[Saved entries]
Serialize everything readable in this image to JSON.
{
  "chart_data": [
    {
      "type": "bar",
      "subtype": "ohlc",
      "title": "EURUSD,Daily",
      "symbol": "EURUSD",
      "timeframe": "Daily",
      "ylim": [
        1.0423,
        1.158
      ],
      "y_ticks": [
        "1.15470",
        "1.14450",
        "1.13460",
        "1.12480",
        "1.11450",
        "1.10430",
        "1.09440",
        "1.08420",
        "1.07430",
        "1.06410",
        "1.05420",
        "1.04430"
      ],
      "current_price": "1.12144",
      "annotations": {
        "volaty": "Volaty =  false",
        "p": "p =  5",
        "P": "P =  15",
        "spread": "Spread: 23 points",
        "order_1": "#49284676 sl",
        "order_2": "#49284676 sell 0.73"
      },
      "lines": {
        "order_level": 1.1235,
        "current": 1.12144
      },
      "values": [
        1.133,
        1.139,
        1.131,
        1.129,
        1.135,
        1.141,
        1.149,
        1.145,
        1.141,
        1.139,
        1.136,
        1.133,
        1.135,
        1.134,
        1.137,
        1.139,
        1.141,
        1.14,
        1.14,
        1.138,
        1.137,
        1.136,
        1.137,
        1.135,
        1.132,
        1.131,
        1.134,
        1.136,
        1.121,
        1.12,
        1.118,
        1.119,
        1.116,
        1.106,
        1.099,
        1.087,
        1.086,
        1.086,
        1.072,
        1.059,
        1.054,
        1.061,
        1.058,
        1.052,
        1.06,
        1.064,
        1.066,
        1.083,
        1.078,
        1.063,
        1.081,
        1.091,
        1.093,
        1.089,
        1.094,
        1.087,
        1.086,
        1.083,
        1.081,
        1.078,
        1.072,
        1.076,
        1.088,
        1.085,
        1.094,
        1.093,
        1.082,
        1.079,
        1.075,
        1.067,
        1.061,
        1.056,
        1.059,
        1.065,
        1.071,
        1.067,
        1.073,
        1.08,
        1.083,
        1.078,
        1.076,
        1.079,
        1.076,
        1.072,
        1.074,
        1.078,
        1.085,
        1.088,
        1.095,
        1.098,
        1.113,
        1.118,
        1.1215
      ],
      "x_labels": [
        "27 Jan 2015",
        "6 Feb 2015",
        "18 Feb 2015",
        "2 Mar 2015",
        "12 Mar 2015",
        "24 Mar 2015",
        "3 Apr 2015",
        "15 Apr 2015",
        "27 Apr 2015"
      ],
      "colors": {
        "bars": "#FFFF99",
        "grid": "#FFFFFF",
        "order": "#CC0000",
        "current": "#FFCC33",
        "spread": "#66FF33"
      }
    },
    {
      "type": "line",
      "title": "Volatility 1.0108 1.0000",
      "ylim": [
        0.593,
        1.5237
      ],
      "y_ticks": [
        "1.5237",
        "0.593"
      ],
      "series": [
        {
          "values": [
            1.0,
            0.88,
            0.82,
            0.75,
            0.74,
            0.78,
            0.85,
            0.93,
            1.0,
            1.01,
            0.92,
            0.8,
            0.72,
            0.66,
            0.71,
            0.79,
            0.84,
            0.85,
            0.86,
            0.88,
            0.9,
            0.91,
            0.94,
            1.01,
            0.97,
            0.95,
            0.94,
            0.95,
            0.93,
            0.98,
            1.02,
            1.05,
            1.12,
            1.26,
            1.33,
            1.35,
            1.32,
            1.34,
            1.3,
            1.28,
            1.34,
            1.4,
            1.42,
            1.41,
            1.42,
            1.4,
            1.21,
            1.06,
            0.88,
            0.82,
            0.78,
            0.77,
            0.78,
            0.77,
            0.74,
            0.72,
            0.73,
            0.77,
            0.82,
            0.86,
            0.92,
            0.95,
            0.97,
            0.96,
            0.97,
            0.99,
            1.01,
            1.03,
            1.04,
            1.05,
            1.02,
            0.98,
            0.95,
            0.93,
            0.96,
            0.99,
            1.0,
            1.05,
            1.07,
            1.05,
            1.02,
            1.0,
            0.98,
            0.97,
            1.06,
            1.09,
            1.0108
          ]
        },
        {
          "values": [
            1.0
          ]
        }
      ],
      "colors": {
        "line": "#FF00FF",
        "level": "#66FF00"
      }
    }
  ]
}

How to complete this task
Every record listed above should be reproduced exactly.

Exercise result
Serialize everything readable in this image to JSON.
{
  "chart_data": [
    {
      "type": "bar",
      "subtype": "ohlc",
      "title": "EURUSD,Daily",
      "symbol": "EURUSD",
      "timeframe": "Daily",
      "ylim": [
        1.0423,
        1.158
      ],
      "y_ticks": [
        "1.15470",
        "1.14450",
        "1.13460",
        "1.12480",
        "1.11450",
        "1.10430",
        "1.09440",
        "1.08420",
        "1.07430",
        "1.06410",
        "1.05420",
        "1.04430"
      ],
      "current_price": "1.12144",
      "annotations": {
        "volaty": "Volaty =  false",
        "p": "p =  5",
        "P": "P =  15",
        "spread": "Spread: 23 points",
        "order_1": "#49284676 sl",
        "order_2": "#49284676 sell 0.73"
      },
      "lines": {
        "order_level": 1.1235,
        "current": 1.12144
      },
      "values": [
        1.133,
        1.139,
        1.131,
        1.129,
        1.135,
        1.141,
        1.149,
        1.145,
        1.141,
        1.139,
        1.136,
        1.133,
        1.135,
        1.134,
        1.137,
        1.139,
        1.141,
        1.14,
        1.14,
        1.138,
        1.137,
        1.136,
        1.137,
        1.135,
        1.132,
        1.131,
        1.134,
        1.136,
        1.121,
        1.12,
        1.118,
        1.119,
        1.116,
        1.106,
        1.099,
        1.087,
        1.086,
        1.086,
        1.072,
        1.059,
        1.054,
        1.061,
        1.058,
        1.052,
        1.06,
        1.064,
        1.066,
        1.083,
        1.078,
        1.063,
        1.081,
        1.091,
        1.093,
        1.089,
        1.094,
        1.087,
        1.086,
        1.083,
        1.081,
        1.078,
        1.072,
        1.076,
        1.088,
        1.085,
        1.094,
        1.093,
        1.082,
        1.079,
        1.075,
        1.067,
        1.061,
        1.056,
        1.059,
        1.065,
        1.071,
        1.067,
        1.073,
        1.08,
        1.083,
        1.078,
        1.076,
        1.079,
        1.076,
        1.072,
        1.074,
        1.078,
        1.085,
        1.088,
        1.095,
        1.098,
        1.113,
        1.118,
        1.1215
      ],
      "x_labels": [
        "27 Jan 2015",
        "6 Feb 2015",
        "18 Feb 2015",
        "2 Mar 2015",
        "12 Mar 2015",
        "24 Mar 2015",
        "3 Apr 2015",
        "15 Apr 2015",
        "27 Apr 2015"
      ],
      "colors": {
        "bars": "#FFFF99",
        "grid": "#FFFFFF",
        "order": "#CC0000",
        "current": "#FFCC33",
        "spread": "#66FF33"
      }
    },
    {
      "type": "line",
      "title": "Volatility 1.0108 1.0000",
      "ylim": [
        0.593,
        1.5237
      ],
      "y_ticks": [
        "1.5237",
        "0.593"
      ],
      "series": [
        {
          "values": [
            1.0,
            0.88,
            0.82,
            0.75,
            0.74,
            0.78,
            0.85,
            0.93,
            1.0,
            1.01,
            0.92,
            0.8,
            0.72,
            0.66,
            0.71,
            0.79,
            0.84,
            0.85,
            0.86,
            0.88,
            0.9,
            0.91,
            0.94,
            1.01,
            0.97,
            0.95,
            0.94,
            0.95,
            0.93,
            0.98,
            1.02,
            1.05,
            1.12,
            1.26,
            1.33,
            1.35,
            1.32,
            1.34,
            1.3,
            1.28,
            1.34,
            1.4,
            1.42,
            1.41,
            1.42,
            1.4,
            1.21,
            1.06,
            0.88,
            0.82,
            0.78,
            0.77,
            0.78,
            0.77,
            0.74,
            0.72,
            0.73,
            0.77,
            0.82,
            0.86,
            0.92,
            0.95,
            0.97,
            0.96,
            0.97,
            0.99,
            1.01,
            1.03,
            1.04,
            1.05,
            1.02,
            0.98,
            0.95,
            0.93,
            0.96,
            0.99,
            1.0,
            1.05,
            1.07,
            1.05,
            1.02,
            1.0,
            0.98,
            0.97,
            1.06,
            1.09,
            1.0108
          ]
        },
        {
          "values": [
            1.0
          ]
        }
      ],
      "colors": {
        "line": "#FF00FF",
        "level": "#66FF00"
      }
    }
  ]
}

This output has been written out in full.